**Exercise:**
Repeat each line of the data below exactly, but skip the pictures.

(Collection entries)
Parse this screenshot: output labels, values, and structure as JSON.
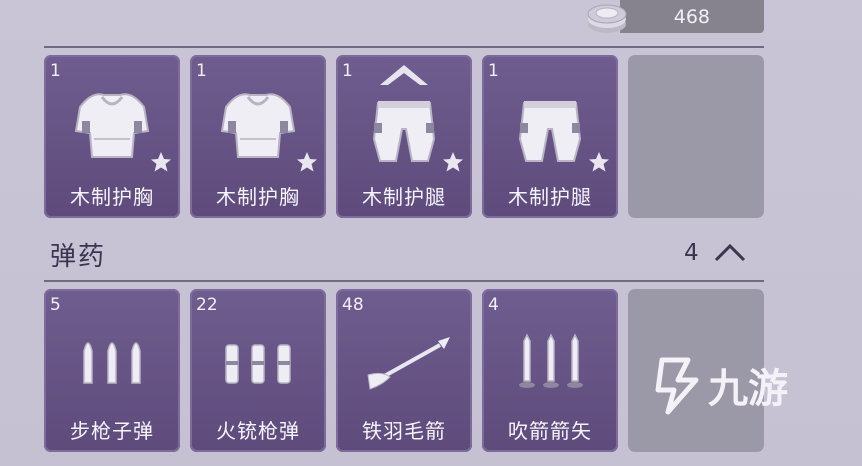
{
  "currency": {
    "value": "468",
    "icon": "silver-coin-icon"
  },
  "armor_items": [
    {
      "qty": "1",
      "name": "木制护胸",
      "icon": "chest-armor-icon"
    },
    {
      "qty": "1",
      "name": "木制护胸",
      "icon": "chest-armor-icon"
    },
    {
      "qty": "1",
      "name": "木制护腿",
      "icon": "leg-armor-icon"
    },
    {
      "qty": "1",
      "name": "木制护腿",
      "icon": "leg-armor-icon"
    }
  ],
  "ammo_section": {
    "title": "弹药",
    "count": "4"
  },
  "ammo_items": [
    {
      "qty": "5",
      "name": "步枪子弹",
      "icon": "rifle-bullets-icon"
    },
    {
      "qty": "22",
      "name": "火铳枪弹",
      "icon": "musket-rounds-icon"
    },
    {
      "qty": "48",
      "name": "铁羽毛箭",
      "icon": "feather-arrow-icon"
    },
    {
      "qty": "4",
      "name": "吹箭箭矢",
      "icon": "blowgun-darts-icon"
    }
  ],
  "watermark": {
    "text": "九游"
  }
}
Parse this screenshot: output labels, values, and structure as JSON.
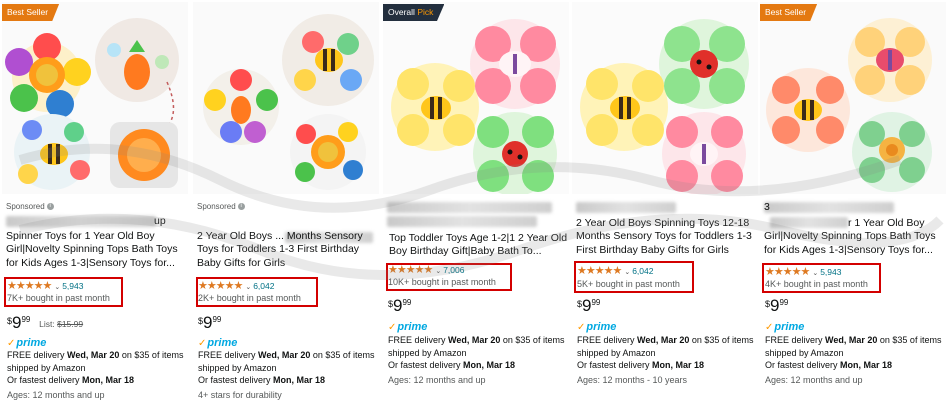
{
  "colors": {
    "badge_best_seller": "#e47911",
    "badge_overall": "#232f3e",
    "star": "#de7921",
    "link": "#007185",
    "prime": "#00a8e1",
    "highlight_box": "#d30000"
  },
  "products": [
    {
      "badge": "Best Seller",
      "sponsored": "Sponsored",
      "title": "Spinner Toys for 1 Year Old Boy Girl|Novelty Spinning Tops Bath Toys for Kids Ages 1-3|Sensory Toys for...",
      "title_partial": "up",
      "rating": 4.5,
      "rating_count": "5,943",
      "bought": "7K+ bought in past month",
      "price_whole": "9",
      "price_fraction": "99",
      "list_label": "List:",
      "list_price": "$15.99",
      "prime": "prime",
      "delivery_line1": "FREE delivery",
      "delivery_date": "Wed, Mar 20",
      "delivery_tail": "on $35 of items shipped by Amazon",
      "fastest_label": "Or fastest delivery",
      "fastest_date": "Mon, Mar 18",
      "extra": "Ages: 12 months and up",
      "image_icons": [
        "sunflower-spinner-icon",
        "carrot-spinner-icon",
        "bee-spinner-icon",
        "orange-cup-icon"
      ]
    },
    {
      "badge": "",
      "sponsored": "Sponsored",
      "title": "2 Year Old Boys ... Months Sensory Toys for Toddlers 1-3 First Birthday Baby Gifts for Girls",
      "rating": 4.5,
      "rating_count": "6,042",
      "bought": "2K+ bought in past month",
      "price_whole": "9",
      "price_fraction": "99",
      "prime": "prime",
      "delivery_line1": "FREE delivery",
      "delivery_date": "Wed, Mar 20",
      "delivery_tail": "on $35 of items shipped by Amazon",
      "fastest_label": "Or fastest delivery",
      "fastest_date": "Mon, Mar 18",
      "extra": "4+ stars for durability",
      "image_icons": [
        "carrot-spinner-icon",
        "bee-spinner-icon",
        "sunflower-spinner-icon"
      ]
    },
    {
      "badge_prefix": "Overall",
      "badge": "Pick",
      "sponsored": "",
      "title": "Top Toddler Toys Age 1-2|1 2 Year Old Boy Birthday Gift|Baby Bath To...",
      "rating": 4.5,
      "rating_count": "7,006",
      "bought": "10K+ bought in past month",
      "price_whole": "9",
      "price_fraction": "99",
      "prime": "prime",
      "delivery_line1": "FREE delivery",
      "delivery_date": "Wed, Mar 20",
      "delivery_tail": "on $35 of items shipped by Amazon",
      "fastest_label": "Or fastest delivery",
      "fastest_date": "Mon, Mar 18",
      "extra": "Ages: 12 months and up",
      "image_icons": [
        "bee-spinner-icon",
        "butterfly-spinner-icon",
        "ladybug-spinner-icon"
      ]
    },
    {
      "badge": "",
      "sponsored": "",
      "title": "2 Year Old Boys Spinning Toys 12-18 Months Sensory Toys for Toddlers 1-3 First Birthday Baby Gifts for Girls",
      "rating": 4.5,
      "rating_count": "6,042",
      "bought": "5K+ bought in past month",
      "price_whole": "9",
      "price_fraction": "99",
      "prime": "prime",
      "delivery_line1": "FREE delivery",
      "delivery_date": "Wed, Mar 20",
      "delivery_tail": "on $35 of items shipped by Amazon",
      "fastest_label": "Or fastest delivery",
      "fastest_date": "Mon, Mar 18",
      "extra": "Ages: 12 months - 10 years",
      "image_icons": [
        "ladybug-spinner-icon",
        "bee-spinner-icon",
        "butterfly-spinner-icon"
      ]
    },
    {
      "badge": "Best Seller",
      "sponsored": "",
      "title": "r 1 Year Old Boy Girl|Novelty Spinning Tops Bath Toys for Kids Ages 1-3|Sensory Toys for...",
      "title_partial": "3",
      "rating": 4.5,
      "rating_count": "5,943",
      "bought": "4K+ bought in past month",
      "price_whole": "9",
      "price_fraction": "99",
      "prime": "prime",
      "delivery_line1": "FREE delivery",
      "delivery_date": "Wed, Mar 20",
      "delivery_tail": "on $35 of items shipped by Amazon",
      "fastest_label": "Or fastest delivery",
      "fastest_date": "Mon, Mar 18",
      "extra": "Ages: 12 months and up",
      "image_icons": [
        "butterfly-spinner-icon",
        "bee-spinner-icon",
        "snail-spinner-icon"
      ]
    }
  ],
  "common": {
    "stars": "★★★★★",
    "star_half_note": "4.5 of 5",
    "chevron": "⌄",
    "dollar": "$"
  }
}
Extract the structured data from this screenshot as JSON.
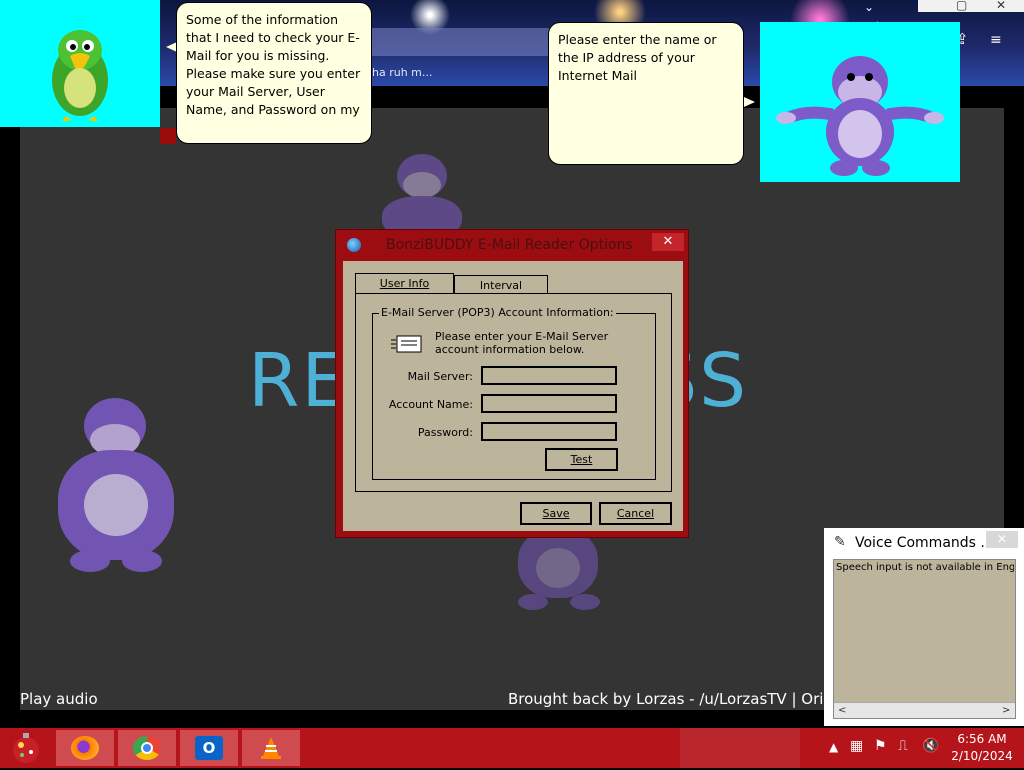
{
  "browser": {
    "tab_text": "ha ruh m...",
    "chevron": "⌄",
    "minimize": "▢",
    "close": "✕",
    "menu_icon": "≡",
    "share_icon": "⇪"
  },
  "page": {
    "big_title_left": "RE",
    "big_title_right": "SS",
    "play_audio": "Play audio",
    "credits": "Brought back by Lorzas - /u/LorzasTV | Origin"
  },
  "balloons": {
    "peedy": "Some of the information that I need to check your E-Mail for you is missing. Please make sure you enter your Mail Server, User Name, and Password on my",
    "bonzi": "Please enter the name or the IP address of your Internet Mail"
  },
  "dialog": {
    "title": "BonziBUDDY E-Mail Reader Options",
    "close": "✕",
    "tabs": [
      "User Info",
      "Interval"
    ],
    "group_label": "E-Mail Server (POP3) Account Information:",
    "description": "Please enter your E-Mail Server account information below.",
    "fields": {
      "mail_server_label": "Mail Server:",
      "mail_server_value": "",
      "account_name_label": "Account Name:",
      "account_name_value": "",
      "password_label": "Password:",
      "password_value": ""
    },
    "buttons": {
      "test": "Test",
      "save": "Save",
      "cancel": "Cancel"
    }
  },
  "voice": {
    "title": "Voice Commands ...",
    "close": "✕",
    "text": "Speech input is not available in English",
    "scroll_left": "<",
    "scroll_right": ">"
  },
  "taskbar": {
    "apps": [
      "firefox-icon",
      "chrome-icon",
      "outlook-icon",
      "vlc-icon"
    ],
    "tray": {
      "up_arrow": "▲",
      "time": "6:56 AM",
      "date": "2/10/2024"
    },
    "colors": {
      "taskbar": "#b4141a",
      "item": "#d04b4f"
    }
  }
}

**Answer to this exercise:**
Parse this screenshot: output labels, values, and structure as JSON.
{
  "currency": {
    "value": "468",
    "icon": "silver-coin-icon"
  },
  "armor_items": [
    {
      "qty": "1",
      "name": "木制护胸",
      "icon": "chest-armor-icon"
    },
    {
      "qty": "1",
      "name": "木制护胸",
      "icon": "chest-armor-icon"
    },
    {
      "qty": "1",
      "name": "木制护腿",
      "icon": "leg-armor-icon"
    },
    {
      "qty": "1",
      "name": "木制护腿",
      "icon": "leg-armor-icon"
    }
  ],
  "ammo_section": {
    "title": "弹药",
    "count": "4"
  },
  "ammo_items": [
    {
      "qty": "5",
      "name": "步枪子弹",
      "icon": "rifle-bullets-icon"
    },
    {
      "qty": "22",
      "name": "火铳枪弹",
      "icon": "musket-rounds-icon"
    },
    {
      "qty": "48",
      "name": "铁羽毛箭",
      "icon": "feather-arrow-icon"
    },
    {
      "qty": "4",
      "name": "吹箭箭矢",
      "icon": "blowgun-darts-icon"
    }
  ],
  "watermark": {
    "text": "九游"
  }
}
Parse this screenshot: output labels, values, and structure as JSON.
{
  "colors": {
    "badge_best_seller": "#e47911",
    "badge_overall": "#232f3e",
    "star": "#de7921",
    "link": "#007185",
    "prime": "#00a8e1",
    "highlight_box": "#d30000"
  },
  "products": [
    {
      "badge": "Best Seller",
      "sponsored": "Sponsored",
      "title": "Spinner Toys for 1 Year Old Boy Girl|Novelty Spinning Tops Bath Toys for Kids Ages 1-3|Sensory Toys for...",
      "title_partial": "up",
      "rating": 4.5,
      "rating_count": "5,943",
      "bought": "7K+ bought in past month",
      "price_whole": "9",
      "price_fraction": "99",
      "list_label": "List:",
      "list_price": "$15.99",
      "prime": "prime",
      "delivery_line1": "FREE delivery",
      "delivery_date": "Wed, Mar 20",
      "delivery_tail": "on $35 of items shipped by Amazon",
      "fastest_label": "Or fastest delivery",
      "fastest_date": "Mon, Mar 18",
      "extra": "Ages: 12 months and up",
      "image_icons": [
        "sunflower-spinner-icon",
        "carrot-spinner-icon",
        "bee-spinner-icon",
        "orange-cup-icon"
      ]
    },
    {
      "badge": "",
      "sponsored": "Sponsored",
      "title": "2 Year Old Boys ... Months Sensory Toys for Toddlers 1-3 First Birthday Baby Gifts for Girls",
      "rating": 4.5,
      "rating_count": "6,042",
      "bought": "2K+ bought in past month",
      "price_whole": "9",
      "price_fraction": "99",
      "prime": "prime",
      "delivery_line1": "FREE delivery",
      "delivery_date": "Wed, Mar 20",
      "delivery_tail": "on $35 of items shipped by Amazon",
      "fastest_label": "Or fastest delivery",
      "fastest_date": "Mon, Mar 18",
      "extra": "4+ stars for durability",
      "image_icons": [
        "carrot-spinner-icon",
        "bee-spinner-icon",
        "sunflower-spinner-icon"
      ]
    },
    {
      "badge_prefix": "Overall",
      "badge": "Pick",
      "sponsored": "",
      "title": "Top Toddler Toys Age 1-2|1 2 Year Old Boy Birthday Gift|Baby Bath To...",
      "rating": 4.5,
      "rating_count": "7,006",
      "bought": "10K+ bought in past month",
      "price_whole": "9",
      "price_fraction": "99",
      "prime": "prime",
      "delivery_line1": "FREE delivery",
      "delivery_date": "Wed, Mar 20",
      "delivery_tail": "on $35 of items shipped by Amazon",
      "fastest_label": "Or fastest delivery",
      "fastest_date": "Mon, Mar 18",
      "extra": "Ages: 12 months and up",
      "image_icons": [
        "bee-spinner-icon",
        "butterfly-spinner-icon",
        "ladybug-spinner-icon"
      ]
    },
    {
      "badge": "",
      "sponsored": "",
      "title": "2 Year Old Boys Spinning Toys 12-18 Months Sensory Toys for Toddlers 1-3 First Birthday Baby Gifts for Girls",
      "rating": 4.5,
      "rating_count": "6,042",
      "bought": "5K+ bought in past month",
      "price_whole": "9",
      "price_fraction": "99",
      "prime": "prime",
      "delivery_line1": "FREE delivery",
      "delivery_date": "Wed, Mar 20",
      "delivery_tail": "on $35 of items shipped by Amazon",
      "fastest_label": "Or fastest delivery",
      "fastest_date": "Mon, Mar 18",
      "extra": "Ages: 12 months - 10 years",
      "image_icons": [
        "ladybug-spinner-icon",
        "bee-spinner-icon",
        "butterfly-spinner-icon"
      ]
    },
    {
      "badge": "Best Seller",
      "sponsored": "",
      "title": "r 1 Year Old Boy Girl|Novelty Spinning Tops Bath Toys for Kids Ages 1-3|Sensory Toys for...",
      "title_partial": "3",
      "rating": 4.5,
      "rating_count": "5,943",
      "bought": "4K+ bought in past month",
      "price_whole": "9",
      "price_fraction": "99",
      "prime": "prime",
      "delivery_line1": "FREE delivery",
      "delivery_date": "Wed, Mar 20",
      "delivery_tail": "on $35 of items shipped by Amazon",
      "fastest_label": "Or fastest delivery",
      "fastest_date": "Mon, Mar 18",
      "extra": "Ages: 12 months and up",
      "image_icons": [
        "butterfly-spinner-icon",
        "bee-spinner-icon",
        "snail-spinner-icon"
      ]
    }
  ],
  "common": {
    "stars": "★★★★★",
    "star_half_note": "4.5 of 5",
    "chevron": "⌄",
    "dollar": "$"
  }
}
Extract the structured data from this screenshot as JSON.
{
  "browser": {
    "tab_text": "ha ruh m...",
    "chevron": "⌄",
    "minimize": "▢",
    "close": "✕",
    "menu_icon": "≡",
    "share_icon": "⇪"
  },
  "page": {
    "big_title_left": "RE",
    "big_title_right": "SS",
    "play_audio": "Play audio",
    "credits": "Brought back by Lorzas - /u/LorzasTV | Origin"
  },
  "balloons": {
    "peedy": "Some of the information that I need to check your E-Mail for you is missing. Please make sure you enter your Mail Server, User Name, and Password on my",
    "bonzi": "Please enter the name or the IP address of your Internet Mail"
  },
  "dialog": {
    "title": "BonziBUDDY E-Mail Reader Options",
    "close": "✕",
    "tabs": [
      "User Info",
      "Interval"
    ],
    "group_label": "E-Mail Server (POP3) Account Information:",
    "description": "Please enter your E-Mail Server account information below.",
    "fields": {
      "mail_server_label": "Mail Server:",
      "mail_server_value": "",
      "account_name_label": "Account Name:",
      "account_name_value": "",
      "password_label": "Password:",
      "password_value": ""
    },
    "buttons": {
      "test": "Test",
      "save": "Save",
      "cancel": "Cancel"
    }
  },
  "voice": {
    "title": "Voice Commands ...",
    "close": "✕",
    "text": "Speech input is not available in English",
    "scroll_left": "<",
    "scroll_right": ">"
  },
  "taskbar": {
    "apps": [
      "firefox-icon",
      "chrome-icon",
      "outlook-icon",
      "vlc-icon"
    ],
    "tray": {
      "up_arrow": "▲",
      "time": "6:56 AM",
      "date": "2/10/2024"
    },
    "colors": {
      "taskbar": "#b4141a",
      "item": "#d04b4f"
    }
  }
}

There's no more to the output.